Records supplied below:

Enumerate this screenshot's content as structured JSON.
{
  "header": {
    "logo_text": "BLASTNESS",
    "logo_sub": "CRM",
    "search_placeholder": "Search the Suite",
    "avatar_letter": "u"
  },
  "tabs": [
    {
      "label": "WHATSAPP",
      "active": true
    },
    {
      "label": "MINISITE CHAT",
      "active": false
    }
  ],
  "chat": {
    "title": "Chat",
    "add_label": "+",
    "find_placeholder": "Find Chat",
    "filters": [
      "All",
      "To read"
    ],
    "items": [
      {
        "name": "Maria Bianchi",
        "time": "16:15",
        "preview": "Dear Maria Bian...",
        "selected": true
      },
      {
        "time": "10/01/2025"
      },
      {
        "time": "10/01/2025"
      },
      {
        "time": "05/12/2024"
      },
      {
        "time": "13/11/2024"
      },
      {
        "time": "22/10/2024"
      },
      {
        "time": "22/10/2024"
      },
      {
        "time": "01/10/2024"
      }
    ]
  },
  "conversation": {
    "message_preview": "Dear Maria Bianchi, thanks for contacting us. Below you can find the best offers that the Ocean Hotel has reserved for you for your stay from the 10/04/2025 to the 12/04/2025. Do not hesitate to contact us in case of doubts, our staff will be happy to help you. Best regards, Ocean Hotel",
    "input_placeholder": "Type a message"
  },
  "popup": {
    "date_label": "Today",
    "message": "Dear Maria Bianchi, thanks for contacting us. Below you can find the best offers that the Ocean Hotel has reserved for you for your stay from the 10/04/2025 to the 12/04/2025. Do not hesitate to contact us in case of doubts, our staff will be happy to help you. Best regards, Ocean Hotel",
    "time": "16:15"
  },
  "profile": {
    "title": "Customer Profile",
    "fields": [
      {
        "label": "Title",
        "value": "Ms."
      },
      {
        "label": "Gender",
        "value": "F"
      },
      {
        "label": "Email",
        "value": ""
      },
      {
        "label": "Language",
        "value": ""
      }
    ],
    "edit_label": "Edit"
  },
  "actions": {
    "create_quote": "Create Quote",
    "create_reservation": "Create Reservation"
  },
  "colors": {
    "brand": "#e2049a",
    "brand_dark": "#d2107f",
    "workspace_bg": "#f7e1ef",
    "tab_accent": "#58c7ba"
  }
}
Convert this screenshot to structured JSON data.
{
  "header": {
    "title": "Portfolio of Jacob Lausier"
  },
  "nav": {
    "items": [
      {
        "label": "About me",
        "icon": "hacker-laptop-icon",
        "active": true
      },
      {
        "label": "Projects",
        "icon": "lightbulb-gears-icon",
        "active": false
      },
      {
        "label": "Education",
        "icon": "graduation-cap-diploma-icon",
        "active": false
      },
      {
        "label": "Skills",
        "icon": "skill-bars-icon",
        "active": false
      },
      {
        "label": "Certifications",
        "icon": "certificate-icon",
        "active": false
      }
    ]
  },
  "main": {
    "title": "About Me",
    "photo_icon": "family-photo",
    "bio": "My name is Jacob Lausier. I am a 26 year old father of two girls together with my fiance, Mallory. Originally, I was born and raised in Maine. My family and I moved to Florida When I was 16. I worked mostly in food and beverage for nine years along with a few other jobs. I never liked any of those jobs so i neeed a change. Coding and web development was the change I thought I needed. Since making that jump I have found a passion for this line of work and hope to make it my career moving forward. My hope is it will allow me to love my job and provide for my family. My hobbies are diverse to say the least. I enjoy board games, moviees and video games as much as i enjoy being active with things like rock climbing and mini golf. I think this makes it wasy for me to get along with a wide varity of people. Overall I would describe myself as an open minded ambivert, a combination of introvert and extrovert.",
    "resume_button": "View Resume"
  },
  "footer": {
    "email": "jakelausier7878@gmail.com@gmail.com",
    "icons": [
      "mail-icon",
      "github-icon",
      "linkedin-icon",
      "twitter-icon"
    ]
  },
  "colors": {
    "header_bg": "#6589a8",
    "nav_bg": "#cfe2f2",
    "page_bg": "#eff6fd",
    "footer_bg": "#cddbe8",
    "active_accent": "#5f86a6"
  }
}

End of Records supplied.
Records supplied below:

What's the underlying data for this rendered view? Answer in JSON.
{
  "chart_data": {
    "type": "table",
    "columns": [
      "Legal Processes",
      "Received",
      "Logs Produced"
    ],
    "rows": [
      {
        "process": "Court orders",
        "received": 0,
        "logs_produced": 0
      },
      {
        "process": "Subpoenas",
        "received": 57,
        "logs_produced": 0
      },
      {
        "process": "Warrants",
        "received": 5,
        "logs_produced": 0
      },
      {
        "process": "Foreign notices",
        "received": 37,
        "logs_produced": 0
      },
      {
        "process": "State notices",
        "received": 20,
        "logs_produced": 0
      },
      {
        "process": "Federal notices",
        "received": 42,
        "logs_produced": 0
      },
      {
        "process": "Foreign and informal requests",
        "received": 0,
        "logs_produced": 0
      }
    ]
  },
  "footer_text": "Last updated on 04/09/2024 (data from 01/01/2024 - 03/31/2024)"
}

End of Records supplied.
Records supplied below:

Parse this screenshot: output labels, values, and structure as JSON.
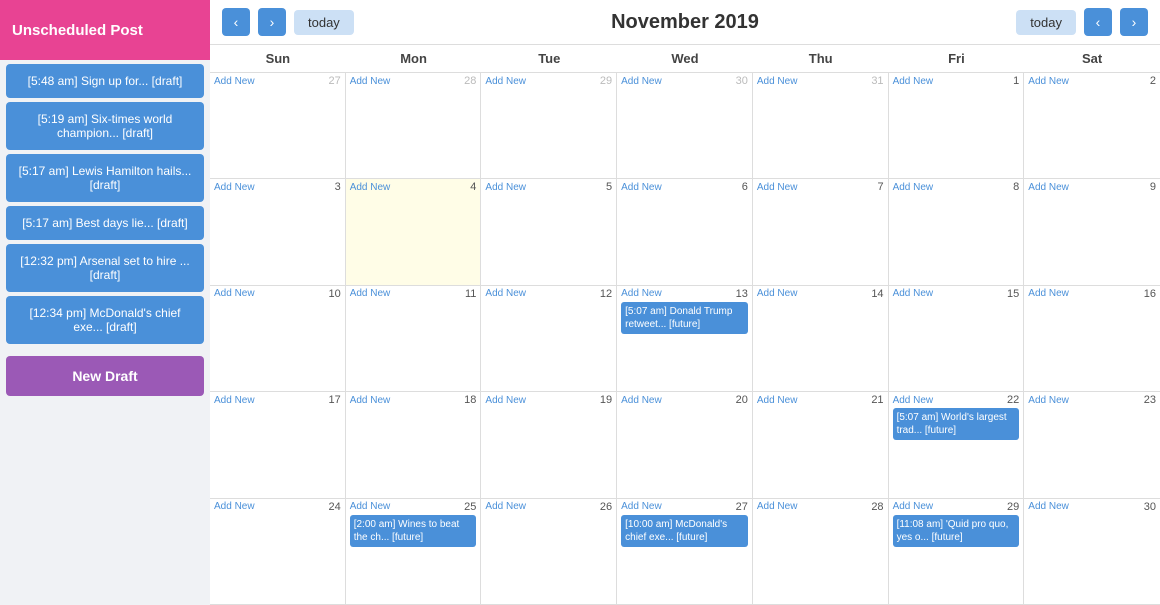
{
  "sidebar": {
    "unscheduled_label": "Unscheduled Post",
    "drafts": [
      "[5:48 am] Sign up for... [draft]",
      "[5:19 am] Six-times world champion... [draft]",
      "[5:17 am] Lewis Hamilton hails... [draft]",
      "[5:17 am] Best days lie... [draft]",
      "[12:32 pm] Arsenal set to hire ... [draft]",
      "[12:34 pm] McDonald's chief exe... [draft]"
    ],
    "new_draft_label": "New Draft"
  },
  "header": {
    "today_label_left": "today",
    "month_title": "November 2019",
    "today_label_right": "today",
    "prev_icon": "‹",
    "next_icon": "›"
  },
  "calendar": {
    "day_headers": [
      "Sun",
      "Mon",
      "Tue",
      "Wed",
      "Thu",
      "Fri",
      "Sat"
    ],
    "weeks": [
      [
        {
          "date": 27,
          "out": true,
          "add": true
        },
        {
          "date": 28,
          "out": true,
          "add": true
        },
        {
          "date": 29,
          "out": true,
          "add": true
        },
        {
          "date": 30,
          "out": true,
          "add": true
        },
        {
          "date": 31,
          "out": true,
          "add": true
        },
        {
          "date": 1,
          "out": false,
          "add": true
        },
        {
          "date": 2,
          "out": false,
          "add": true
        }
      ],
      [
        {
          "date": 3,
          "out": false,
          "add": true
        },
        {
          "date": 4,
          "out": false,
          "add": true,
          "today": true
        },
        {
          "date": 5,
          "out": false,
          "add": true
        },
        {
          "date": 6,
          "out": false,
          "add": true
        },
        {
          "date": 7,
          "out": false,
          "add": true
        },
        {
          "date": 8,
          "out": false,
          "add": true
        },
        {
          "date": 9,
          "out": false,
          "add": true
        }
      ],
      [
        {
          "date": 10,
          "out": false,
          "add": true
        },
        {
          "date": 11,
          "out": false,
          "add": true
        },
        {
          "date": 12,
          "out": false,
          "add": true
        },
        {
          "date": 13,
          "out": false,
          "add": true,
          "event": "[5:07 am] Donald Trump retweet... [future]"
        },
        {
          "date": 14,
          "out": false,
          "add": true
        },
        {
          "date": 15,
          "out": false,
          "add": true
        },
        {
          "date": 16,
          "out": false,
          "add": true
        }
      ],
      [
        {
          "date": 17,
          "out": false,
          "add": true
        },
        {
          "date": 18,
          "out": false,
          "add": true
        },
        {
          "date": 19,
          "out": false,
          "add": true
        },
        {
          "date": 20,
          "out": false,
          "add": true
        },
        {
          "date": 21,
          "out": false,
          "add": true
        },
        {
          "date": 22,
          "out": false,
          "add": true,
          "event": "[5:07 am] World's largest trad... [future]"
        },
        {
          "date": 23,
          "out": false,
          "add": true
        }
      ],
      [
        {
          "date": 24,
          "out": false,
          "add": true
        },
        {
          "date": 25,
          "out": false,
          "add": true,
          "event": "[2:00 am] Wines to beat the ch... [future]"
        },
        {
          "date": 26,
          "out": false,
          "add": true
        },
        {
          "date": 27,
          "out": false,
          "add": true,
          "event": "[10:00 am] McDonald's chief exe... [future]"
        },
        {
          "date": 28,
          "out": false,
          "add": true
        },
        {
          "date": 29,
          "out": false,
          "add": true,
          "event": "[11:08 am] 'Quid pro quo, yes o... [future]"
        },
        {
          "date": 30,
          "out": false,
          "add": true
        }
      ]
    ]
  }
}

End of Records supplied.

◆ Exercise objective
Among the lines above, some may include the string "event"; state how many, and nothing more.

◆ Answer below
5